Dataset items
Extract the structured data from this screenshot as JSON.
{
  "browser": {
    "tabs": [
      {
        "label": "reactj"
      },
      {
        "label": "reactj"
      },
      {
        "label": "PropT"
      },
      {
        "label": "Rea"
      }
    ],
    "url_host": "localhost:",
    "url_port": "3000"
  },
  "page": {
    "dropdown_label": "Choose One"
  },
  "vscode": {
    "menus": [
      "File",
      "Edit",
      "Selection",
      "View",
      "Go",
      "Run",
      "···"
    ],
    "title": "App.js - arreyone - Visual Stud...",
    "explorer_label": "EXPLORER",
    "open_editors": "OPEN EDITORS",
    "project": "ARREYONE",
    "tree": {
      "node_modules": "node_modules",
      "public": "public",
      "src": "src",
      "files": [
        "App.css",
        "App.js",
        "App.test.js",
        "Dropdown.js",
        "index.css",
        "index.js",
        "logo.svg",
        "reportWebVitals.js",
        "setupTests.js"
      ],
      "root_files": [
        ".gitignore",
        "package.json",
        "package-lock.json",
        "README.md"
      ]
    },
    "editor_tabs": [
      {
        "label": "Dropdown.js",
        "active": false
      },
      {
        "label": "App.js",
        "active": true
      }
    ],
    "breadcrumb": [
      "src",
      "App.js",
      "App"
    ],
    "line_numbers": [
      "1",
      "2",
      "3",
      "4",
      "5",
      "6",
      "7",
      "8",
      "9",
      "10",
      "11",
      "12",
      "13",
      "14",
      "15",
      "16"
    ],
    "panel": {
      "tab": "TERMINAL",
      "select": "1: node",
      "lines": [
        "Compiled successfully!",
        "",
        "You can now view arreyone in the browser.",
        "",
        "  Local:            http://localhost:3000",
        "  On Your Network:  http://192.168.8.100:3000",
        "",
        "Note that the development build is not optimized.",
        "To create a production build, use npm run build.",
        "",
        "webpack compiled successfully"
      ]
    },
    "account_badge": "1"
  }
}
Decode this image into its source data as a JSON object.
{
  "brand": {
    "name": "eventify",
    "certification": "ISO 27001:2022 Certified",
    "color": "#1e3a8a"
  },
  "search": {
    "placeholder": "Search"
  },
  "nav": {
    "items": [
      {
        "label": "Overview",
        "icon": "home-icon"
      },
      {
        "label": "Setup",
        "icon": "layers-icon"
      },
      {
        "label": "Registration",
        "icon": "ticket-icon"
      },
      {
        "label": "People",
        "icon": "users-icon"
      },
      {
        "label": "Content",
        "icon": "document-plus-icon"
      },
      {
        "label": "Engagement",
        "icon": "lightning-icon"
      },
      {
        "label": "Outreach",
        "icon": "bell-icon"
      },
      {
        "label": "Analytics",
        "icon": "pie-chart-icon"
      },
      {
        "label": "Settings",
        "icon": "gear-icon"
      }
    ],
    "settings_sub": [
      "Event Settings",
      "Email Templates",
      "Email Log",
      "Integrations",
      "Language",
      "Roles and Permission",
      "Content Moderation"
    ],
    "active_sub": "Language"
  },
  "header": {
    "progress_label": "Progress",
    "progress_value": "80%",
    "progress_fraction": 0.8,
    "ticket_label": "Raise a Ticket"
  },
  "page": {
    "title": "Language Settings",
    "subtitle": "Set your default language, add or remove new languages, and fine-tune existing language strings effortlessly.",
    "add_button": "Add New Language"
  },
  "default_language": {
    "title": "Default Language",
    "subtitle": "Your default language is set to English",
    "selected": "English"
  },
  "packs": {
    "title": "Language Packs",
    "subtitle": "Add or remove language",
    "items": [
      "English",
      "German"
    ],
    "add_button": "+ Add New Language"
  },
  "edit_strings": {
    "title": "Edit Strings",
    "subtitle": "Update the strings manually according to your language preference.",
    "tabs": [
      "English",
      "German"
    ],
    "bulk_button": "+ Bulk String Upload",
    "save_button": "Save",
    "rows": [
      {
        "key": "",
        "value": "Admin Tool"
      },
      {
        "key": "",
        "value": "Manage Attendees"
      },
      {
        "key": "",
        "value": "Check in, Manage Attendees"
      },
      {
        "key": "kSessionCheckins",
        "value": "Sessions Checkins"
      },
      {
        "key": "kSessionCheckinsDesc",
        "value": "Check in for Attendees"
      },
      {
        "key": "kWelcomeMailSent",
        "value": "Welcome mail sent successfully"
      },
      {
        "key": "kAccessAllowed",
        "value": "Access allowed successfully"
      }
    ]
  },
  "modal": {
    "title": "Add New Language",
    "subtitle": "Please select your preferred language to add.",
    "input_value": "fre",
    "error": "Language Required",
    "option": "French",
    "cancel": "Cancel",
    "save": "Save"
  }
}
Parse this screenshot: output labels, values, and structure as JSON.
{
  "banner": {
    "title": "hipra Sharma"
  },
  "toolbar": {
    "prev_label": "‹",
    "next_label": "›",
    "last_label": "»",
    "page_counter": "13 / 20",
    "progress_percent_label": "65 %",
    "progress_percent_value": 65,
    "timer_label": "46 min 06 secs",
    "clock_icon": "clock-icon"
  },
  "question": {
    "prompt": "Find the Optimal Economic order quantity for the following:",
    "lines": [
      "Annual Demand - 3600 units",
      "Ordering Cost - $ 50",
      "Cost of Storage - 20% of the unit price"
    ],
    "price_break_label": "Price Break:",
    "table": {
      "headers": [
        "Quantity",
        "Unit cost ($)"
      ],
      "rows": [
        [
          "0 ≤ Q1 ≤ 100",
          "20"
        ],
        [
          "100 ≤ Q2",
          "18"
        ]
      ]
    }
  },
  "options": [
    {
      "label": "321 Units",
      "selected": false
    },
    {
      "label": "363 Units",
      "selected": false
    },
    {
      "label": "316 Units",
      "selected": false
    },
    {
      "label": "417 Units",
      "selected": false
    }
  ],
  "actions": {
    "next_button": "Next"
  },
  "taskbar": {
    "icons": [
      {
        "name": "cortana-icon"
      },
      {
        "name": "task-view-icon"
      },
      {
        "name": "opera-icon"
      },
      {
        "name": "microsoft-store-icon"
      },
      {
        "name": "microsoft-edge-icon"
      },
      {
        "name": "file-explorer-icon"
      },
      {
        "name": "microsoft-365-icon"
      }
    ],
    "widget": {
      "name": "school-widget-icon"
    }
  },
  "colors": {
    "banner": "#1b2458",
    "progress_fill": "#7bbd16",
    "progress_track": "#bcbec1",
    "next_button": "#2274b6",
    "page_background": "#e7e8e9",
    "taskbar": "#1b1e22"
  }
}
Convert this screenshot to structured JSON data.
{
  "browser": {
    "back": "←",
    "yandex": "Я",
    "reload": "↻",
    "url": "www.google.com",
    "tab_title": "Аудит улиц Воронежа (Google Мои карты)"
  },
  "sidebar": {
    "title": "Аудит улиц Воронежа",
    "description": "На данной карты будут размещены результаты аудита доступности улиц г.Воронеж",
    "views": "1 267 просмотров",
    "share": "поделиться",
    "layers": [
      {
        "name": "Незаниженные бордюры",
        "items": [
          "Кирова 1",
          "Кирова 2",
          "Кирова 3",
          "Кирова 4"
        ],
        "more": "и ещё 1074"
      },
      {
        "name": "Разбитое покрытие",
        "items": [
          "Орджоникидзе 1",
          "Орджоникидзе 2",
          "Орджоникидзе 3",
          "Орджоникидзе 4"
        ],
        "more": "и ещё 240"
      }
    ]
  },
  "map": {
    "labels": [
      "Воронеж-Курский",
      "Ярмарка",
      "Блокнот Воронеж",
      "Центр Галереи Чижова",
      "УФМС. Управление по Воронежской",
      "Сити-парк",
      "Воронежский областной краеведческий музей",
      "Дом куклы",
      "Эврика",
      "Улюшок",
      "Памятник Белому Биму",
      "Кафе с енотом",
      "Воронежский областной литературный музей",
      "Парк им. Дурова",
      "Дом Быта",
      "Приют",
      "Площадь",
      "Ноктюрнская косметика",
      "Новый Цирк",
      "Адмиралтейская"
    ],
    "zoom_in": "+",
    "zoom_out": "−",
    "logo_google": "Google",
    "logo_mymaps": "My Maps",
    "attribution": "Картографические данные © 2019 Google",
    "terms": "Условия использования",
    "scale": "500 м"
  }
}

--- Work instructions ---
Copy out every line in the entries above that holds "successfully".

--- Exercise solution ---
        "Compiled successfully!",
        "webpack compiled successfully"
        "value": "Welcome mail sent successfully"
        "value": "Access allowed successfully"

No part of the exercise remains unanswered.